“And he knew, also, what the old man was thinking as his tears flowed, and he, Rieux, thought it too: that a loveless world is a dead world, and always there comes an hour when one is weary of prisons, of one’s work, and of devotion to duty, and all one craves for is a loved face, the warmth and wonder of a loving heart.”
― Albert Camus
To say that this has been a strange week in the life of a school is an understatement. In my more than 20 years of teaching and leading in schools, this past week has been the most stressful, unpredictable and yet, at every turn, heart-warming , inspiring and affirming.

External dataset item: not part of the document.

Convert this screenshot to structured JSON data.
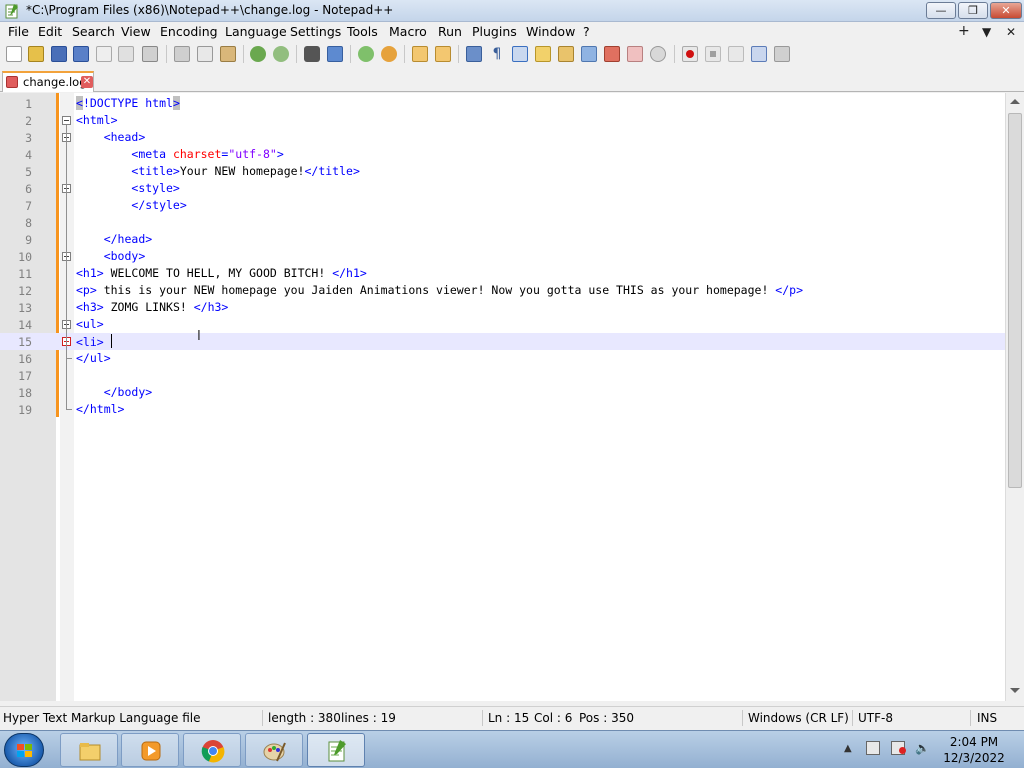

Our Year 12 students led the way- with the pinnacle of their social calendar, the School Ball, cancelled; the College Production that had been in rehearsal for months, set already built, costumes made, cancelled; final Swimming Carnival, for which 6am training had been attended since the start of the year, cancelled.. without complaint or fuss, accepted these blows and finished the week building a gratitude wall in their Common Room, celebrating and giving thanks for all of those things for which they are most grateful. And later in the week, the gratitude wall appears in other places in the school- the library and the Junior School- gratitude is everywhere.
Mid-week, a Zoom meeting with 25 school leaders from across the country, sharing resources, discussing the platforms for home-learning, sharing the grief and worry for the most vulnerable of our students for whom school is a sanctuary. Amidst the worry and uncertainty, collegiality, support and looking for opportunities dominated the discussion- focussed on the wellbeing of both staff and students- making the best of a dire situation and looking for the opportunity to transform learning and empower students.
A meeting with a group of students who have set up their own website, committed to supporting each other through their studies, offering support to the teachers and leaders in the school by developing their own resources to assist students and teachers, setting up shared learning spaces and an online tutoring service for younger students who might need support working from home.
Teachers, worried for their own families and their own wellbeing in these troubled times are checking in on each other, sending care packages to their colleagues who are self-isolating and bringing forward Easter buns so that, if our community can’t be together on that day, we have an opportunity to share that special moment.
And at the end of the week, music rang out across the campus, through the loud-speaker system- usually reserved for emergency messages…
In a care-mongering community we work together to find the best possible ways forward.. we share the worry and the hurt. We choose joy and a good laugh where we can and we see the opportunities that are created for greater connection, greater joy, greater community……